Your therapist may also offer eye movement desensitization and reprocessing (“EMDR”) therapy to orient the brain towards healing of past traumas associated with pain. EMDR is a therapeutic intervention that enables people to heal from the symptoms and emotional distress that are the result of disturbing life experiences. EMDR can help minimize the impact of the negative effects of an invisible pain on your relationships and your life. It can reset the brain towards healing of past traumas associated with pain.
Repeated studies show that by using EMDR therapy clients can experience the benefits of psychotherapy that once took years to make a difference. It is widely assumed that severe emotional pain requires a long time to heal. EMDR therapy shows that the mind can in fact heal from psychological trauma much as the body recovers from physical trauma (Shapiro, 2001). With the discovery of the neuroplasticity of the brain, we know that the brain is able to reconstruct and create new healing pathways towards self-recovery.
One of the central elements of EMDR is a desensitization procedure in which the patient is asked to focus on the negative thoughts and sensations associated with the problem while undergoing problem (in this case, pain). This treatment is conducted in eight phases, and can take several sessions.

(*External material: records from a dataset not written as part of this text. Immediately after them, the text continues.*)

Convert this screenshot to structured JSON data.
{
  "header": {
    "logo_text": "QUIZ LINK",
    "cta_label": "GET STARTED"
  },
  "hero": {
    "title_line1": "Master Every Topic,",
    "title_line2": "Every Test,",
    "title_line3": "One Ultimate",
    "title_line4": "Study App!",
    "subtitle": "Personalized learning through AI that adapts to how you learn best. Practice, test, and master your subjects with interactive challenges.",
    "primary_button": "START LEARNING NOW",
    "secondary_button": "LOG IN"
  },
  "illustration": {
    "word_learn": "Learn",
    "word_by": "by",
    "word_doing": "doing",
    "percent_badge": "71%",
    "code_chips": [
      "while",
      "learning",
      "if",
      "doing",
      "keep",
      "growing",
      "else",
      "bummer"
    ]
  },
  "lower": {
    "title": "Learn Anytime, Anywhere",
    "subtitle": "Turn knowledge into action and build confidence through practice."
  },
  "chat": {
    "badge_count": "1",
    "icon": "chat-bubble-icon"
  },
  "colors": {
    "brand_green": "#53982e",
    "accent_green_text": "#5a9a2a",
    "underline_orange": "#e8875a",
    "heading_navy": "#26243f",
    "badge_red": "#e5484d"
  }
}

Sometimes two sessions are enough to resolve one traumatic memory, depending on the complexity of the trauma and how client responds to treatments. When successful, there is change in the level of distress associated with the problem, and the client feels that the original problem is no longer disturbing.
In the therapeutic work with chronic pain, it is fundamental to map the traumatic situations looking for the original trauma that contains the dissociative memories of pain. There are usually multiple traumas that must be separated and worked individually.
For more information and studies of EMDR and pain, please click here or see the below references.
GRANT, Mark (1999). A Multi-Modal Approach Based on EMDR. Retrieved from http://www.overcomingpain.com/multi.html
LEVINE, Peter (1999). Waking the Tiger – Summus Editorial
SCAER, R. (2001). The Body Bears the Burden: Trauma, Dissociation and Disease, Binghampton: – The Haworth Press
SHAPIRO, Francine ( 2001). Eye Movement Desensitization and Reprocessing – The Guilford Press; 2nd edition
About the Author
Karine Bertram is an Associate Marriage & Family Therapist at Well Clinic who specializes in EMDR Therapy. Her goal is to help you fall in love with life again and free you from anything standing in your way.